◆ **INFORMATION SUPPLIED**
--*--
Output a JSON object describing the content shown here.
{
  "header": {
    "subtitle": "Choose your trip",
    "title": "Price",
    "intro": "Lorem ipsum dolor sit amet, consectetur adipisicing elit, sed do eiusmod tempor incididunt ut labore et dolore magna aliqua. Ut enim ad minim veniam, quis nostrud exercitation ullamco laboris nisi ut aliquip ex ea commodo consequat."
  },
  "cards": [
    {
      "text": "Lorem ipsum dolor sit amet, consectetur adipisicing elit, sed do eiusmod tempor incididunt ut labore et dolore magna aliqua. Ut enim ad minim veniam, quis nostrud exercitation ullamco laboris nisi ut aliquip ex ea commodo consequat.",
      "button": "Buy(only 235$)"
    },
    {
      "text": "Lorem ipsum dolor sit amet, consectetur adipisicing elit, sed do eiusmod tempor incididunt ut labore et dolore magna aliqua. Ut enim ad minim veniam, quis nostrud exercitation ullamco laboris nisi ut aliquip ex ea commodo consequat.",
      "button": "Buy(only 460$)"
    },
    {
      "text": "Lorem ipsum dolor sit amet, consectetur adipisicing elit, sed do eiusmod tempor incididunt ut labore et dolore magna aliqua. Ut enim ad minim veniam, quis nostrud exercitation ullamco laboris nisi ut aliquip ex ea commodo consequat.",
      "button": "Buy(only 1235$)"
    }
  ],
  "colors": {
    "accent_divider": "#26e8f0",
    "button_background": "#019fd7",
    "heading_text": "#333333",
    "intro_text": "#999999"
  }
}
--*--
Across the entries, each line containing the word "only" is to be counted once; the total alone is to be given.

◆ **RESPONSE AREA**
3